## Exercise details
Across the listing below, count every line where the string "JSON" appears, then give only the count.

========================================

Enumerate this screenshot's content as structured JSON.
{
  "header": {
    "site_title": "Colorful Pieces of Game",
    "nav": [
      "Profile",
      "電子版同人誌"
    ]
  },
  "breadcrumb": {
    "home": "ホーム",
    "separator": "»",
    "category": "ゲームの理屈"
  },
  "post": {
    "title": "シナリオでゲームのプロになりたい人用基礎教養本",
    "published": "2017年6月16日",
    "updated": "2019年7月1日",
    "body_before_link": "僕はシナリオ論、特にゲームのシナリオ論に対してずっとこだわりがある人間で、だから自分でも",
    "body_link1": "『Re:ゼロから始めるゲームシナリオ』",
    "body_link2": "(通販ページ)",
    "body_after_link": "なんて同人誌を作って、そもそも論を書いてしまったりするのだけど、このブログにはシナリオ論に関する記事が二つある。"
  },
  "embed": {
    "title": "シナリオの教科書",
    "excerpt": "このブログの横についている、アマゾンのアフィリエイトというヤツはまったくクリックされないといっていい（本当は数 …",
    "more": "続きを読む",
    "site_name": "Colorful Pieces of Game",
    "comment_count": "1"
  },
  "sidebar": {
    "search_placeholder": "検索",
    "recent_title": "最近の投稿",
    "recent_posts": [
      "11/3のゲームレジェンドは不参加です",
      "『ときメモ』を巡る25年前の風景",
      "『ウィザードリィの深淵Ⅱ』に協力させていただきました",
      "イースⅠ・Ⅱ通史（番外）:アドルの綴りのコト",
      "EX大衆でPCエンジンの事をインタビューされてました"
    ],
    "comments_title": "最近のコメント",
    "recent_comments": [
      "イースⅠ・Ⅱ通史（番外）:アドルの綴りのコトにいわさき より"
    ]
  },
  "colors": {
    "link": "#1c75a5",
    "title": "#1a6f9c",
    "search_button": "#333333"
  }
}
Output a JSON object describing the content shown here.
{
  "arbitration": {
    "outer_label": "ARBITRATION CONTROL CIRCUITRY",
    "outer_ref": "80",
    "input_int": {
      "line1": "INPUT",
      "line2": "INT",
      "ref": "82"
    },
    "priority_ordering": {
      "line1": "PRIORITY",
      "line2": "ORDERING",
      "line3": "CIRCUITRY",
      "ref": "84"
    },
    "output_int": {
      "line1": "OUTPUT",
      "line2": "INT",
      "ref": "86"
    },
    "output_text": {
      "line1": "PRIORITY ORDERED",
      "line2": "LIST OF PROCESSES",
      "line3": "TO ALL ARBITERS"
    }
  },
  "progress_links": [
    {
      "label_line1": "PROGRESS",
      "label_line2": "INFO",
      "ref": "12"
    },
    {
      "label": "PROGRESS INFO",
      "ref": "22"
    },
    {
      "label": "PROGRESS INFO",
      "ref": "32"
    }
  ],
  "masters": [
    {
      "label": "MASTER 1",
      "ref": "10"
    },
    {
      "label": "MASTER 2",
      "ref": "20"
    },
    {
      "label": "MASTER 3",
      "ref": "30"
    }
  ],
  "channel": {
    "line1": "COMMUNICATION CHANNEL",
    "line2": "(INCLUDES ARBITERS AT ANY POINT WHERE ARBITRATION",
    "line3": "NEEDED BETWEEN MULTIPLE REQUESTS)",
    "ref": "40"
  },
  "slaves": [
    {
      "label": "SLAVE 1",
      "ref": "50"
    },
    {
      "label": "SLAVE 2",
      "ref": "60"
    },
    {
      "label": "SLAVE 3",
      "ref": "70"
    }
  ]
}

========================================

## Result
2